When I export
and run ./Configure -a, I get an error message complaining that I do not have an ANSI compliant C compiler.
It does not matter here what I do with RUNTEST. I have tried setting it to automatically pass (/bin/true) everything, but it seems the ANSI check happens (and fails) regardless. How can I trick (or better yet, avoid) this check?
Cross-compiling for Android depends on the use of this toolchain, which is only available for x86 -- so compiling directly on a device or in the emulator is not feasible. I tried using GCC 4.6.0 (ARM port) in the Android emulator. This did not work, I suspect because GCC did not cross-compile correctly for Android.
Please find in attachment the pari.cfg file for 2.5.0 on ARM.
Could I adjust this just so CC (and LD, CFLAGS, etc...) are specific for Android and get the shared library to compile?

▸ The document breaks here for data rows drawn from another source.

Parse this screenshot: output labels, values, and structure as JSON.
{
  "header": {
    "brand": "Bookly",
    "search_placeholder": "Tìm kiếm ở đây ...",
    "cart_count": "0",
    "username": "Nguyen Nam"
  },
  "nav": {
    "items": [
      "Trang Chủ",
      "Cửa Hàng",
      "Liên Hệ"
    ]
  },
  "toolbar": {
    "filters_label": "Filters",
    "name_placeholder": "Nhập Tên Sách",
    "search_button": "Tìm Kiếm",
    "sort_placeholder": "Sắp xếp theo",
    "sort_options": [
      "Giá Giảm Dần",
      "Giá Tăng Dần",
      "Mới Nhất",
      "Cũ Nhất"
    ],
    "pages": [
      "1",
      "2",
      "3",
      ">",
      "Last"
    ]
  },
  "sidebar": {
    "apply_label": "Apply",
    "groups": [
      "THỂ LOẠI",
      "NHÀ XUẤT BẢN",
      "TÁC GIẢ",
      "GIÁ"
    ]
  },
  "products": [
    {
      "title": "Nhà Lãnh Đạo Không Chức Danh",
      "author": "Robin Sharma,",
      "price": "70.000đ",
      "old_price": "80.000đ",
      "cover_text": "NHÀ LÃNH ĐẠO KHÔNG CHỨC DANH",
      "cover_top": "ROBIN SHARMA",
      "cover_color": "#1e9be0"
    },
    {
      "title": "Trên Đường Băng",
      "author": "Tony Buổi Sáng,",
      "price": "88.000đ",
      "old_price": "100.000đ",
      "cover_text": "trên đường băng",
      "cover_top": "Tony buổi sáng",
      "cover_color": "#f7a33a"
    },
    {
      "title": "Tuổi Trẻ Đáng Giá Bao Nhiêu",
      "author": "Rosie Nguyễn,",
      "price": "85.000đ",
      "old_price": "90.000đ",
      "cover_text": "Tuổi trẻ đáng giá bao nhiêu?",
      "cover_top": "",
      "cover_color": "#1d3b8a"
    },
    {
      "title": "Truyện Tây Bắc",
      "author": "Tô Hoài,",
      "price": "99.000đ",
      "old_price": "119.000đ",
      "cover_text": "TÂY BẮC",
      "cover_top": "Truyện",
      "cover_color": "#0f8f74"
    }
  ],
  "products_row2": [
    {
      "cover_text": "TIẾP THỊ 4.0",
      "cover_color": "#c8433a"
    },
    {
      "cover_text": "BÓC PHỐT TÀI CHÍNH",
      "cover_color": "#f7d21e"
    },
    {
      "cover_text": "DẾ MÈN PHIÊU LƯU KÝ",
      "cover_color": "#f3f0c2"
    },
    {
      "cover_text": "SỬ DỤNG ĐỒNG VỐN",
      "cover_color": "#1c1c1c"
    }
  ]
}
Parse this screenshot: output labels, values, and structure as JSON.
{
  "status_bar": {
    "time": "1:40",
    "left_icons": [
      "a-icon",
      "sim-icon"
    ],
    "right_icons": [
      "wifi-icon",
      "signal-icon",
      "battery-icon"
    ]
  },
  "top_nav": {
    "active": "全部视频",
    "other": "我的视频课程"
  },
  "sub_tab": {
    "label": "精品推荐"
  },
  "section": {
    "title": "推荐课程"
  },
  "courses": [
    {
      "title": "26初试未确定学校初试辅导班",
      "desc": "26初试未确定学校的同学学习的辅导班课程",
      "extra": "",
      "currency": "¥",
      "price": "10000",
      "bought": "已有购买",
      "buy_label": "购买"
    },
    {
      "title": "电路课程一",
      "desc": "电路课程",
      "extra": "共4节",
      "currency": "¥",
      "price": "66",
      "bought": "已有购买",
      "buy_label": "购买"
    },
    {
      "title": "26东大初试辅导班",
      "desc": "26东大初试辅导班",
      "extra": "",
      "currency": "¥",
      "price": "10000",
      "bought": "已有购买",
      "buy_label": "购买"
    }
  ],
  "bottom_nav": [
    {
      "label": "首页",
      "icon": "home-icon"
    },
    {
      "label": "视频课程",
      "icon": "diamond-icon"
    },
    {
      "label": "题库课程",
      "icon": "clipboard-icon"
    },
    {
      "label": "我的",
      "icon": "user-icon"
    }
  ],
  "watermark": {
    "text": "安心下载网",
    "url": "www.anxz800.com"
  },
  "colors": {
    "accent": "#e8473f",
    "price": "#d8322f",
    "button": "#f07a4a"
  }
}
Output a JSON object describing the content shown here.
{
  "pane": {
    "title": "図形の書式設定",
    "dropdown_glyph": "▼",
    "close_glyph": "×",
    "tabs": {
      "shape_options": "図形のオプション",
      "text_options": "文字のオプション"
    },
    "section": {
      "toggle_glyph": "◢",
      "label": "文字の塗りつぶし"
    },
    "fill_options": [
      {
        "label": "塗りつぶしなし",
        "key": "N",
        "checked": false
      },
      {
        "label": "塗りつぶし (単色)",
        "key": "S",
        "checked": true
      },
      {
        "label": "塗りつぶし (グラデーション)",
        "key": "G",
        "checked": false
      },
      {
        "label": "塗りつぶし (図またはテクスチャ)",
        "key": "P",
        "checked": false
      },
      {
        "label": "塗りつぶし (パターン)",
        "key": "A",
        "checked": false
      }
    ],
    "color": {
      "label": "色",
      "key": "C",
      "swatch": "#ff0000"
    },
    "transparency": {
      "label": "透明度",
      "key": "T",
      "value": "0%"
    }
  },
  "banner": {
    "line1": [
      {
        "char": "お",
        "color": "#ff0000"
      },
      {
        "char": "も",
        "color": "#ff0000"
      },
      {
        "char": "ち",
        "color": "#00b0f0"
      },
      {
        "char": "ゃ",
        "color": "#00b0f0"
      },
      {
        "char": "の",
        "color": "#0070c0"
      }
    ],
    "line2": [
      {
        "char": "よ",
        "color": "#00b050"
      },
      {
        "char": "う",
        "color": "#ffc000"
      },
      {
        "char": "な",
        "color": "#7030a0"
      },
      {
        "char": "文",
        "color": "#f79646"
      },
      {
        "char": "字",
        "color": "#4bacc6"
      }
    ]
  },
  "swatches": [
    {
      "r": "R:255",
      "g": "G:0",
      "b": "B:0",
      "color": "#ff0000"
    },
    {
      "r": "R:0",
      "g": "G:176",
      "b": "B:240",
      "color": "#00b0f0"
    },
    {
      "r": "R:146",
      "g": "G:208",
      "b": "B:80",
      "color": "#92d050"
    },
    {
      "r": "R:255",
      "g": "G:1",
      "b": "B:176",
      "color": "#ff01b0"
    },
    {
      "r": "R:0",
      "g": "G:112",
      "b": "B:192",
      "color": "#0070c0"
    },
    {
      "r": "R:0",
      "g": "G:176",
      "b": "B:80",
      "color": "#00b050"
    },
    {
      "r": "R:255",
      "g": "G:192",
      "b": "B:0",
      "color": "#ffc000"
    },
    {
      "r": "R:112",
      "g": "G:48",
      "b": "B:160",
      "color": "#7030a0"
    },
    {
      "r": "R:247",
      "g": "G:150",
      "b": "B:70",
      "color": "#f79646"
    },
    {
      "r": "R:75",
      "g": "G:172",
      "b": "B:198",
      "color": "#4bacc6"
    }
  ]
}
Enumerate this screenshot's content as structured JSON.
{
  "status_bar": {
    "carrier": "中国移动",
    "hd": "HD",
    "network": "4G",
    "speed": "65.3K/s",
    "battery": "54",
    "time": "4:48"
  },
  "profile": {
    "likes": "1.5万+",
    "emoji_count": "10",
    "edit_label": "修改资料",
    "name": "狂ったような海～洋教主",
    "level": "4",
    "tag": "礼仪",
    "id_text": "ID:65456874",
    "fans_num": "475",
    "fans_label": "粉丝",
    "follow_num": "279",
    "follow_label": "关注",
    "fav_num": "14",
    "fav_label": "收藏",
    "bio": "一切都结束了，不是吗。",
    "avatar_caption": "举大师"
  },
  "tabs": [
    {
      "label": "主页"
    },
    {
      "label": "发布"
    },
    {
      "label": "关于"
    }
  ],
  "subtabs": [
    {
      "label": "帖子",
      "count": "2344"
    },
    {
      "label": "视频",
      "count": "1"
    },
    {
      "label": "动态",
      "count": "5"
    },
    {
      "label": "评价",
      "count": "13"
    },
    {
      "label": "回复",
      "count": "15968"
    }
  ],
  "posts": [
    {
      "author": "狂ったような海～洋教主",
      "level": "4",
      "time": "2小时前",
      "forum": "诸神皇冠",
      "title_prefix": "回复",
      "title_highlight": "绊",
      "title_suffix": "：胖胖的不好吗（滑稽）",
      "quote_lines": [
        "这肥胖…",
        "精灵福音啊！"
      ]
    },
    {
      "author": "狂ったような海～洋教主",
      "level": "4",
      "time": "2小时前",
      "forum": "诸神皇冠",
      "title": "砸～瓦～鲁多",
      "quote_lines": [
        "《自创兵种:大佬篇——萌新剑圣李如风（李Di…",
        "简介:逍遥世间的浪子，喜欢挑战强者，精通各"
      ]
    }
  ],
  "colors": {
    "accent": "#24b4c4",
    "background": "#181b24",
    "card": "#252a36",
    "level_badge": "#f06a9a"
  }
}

What would be the procedure for getting this to work robustly such that it could be pushed upstream? Aside from the Configure script, what else might I have to modify?Android NDK
allows you also to write Android.mk files and a ndk-build script (wrapper around GNU make) which takes out a lot of the work with building native code. This raises the question: Is the most robust way to do this by using the existing PARI/GP build system and modifying it as needed, or writing a parallel build system for Android?
If it is best to do a parallel build for Android, would it be possible to strip-down PARI/GP source tree without breaking anything to just the bare minimum needed for libpari.so and a dynamically linked GP binary?
In other words -- if I wanted to avoid using the Configure script entirely (for now, I could modify it later to generate/use Android-specific build process once all the issues are worked out first by hand), what should I keep in mind? It looks like the Configure script is doing a lot.
Thanks again for your help. Sorry for so many questions, but PARI has a somewhat complex build environment and this cross-compiling toolchain does not make things easier. I want to get PARI/GP ported to Android as quickly as possible so I can start building an application around the library that can be used on tablets.
(Forgot to reply-all earlier, sorry. Back on the list now).